Pediatric orthopedists work daily with growth plates as well as other health challenges unique to kids. Generalists without specialized experience can sometimes miss the intricacies, nuances and unique characteristics of the musculoskeletal structure of children. According to a recent study conducted by the Orthopaedic Institute for Children at UCLA, 275 children were treated for fractures at community hospital emergency rooms or urgent care centers. The findings revealed high rates of concerning outcomes when pediatric orthopedic specialists were not involved, such as:

  • More than 90% of splints were placed improperly.
  • In 59% of cases, the joint wasn’t set into place correctly.
  • In 52% of cases, the splint was not the correct length.
  • In 40% of cases, there were soft-tissue and skin complications from the treatment.

Creating a Special Place for Kids

Pediatric orthopedists can’t do their jobs properly unless they work in a facility designed for the care of kids. And they certainly don’t work alone. A pediatric team consists of doctors, nurses, and physical and occupational therapists. When you’re working with kids, especially children who may be in pain—feeling scared, anxious or confused—compassion is a required professional trait.

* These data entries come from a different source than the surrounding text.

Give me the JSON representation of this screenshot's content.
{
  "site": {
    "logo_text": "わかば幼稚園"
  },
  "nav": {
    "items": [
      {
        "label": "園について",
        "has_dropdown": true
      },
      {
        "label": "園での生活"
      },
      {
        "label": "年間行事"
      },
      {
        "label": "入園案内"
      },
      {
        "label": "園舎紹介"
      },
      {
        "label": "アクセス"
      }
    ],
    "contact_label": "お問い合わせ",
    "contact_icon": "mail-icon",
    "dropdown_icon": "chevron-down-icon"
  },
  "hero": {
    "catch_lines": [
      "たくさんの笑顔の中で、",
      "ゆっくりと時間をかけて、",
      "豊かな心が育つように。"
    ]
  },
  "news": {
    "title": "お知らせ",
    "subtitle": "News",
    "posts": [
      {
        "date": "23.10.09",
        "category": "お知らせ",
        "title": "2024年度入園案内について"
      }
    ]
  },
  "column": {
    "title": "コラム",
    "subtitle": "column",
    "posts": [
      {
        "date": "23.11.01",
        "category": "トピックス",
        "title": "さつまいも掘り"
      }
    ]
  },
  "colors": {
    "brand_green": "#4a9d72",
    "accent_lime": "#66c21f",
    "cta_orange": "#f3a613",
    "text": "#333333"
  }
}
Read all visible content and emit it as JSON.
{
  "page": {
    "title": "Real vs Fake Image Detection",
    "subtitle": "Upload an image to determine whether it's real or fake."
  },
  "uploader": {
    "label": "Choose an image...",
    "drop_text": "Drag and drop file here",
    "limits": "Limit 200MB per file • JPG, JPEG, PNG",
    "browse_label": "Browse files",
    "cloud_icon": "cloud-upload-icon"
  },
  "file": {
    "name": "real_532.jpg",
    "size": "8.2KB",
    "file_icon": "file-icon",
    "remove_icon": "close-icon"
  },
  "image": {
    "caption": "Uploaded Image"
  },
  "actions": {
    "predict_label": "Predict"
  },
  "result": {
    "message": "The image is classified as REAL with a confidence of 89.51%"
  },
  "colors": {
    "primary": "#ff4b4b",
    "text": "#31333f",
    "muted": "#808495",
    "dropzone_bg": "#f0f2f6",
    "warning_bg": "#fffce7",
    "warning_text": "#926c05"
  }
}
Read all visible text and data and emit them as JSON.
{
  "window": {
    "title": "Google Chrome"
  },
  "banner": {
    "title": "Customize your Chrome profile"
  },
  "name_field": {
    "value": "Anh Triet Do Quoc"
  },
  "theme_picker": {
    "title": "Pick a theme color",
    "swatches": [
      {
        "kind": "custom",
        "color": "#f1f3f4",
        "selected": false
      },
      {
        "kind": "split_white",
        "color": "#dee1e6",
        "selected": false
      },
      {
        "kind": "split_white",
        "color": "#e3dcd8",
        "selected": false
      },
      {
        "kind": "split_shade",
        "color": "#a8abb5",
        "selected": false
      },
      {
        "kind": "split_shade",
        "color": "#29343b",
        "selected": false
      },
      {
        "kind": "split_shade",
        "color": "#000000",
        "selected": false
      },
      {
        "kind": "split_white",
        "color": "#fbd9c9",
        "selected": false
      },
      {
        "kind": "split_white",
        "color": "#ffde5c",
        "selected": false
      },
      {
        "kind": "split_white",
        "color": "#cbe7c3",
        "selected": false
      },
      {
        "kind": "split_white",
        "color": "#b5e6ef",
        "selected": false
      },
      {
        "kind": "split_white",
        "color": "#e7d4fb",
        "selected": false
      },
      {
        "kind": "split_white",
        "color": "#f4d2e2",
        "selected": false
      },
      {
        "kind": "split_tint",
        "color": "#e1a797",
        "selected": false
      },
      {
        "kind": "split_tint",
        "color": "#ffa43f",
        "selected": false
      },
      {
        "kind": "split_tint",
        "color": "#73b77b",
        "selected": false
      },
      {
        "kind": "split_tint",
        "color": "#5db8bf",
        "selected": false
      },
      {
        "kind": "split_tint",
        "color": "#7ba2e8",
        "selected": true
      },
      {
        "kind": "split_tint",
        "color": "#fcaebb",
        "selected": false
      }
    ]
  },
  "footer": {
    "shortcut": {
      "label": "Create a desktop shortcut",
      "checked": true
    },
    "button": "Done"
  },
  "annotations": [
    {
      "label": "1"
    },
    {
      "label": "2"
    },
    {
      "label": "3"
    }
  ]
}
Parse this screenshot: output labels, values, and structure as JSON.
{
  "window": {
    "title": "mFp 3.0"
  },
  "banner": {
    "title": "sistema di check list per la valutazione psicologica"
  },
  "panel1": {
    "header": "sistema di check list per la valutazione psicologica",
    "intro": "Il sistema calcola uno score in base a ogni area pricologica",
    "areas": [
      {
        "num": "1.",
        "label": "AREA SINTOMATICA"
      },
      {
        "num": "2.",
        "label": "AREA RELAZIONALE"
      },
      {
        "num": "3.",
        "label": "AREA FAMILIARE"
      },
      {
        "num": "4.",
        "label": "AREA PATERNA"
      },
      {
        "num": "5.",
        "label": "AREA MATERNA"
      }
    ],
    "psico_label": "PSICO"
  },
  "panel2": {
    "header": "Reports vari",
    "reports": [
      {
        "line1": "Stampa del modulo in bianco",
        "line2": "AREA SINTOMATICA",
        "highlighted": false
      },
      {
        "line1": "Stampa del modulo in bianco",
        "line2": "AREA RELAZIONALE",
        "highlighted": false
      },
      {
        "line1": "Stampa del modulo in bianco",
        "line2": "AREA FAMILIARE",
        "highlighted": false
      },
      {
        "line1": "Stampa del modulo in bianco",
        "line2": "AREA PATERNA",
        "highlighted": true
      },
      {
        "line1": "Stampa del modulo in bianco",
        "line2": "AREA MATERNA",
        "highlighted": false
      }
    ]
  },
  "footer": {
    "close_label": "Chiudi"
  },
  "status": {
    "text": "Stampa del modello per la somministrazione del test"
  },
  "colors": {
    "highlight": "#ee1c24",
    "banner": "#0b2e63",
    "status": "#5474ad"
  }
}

Dr. Brian Black and Dr. John Schneider at MOSH are not only specialists in pediatric orthopedics, but they rank on the Top Doctors list published by Milwaukee Magazine. The reason is that they view pediatric medicine through the eyes of children and their parents. They seek alternative solutions to surgery whenever possible, they use psychology, technology and humor to make a patient’s experience a positive one, no matter their age. And they are surrounded by a team of caring orthopedic specialists who love kids and work in a kid-friendly, state-of-the-art facility. It all adds up to better outcomes for children. If you’d like to consult with Dr. Black or Dr. Schneider, schedule an appointment for your child today.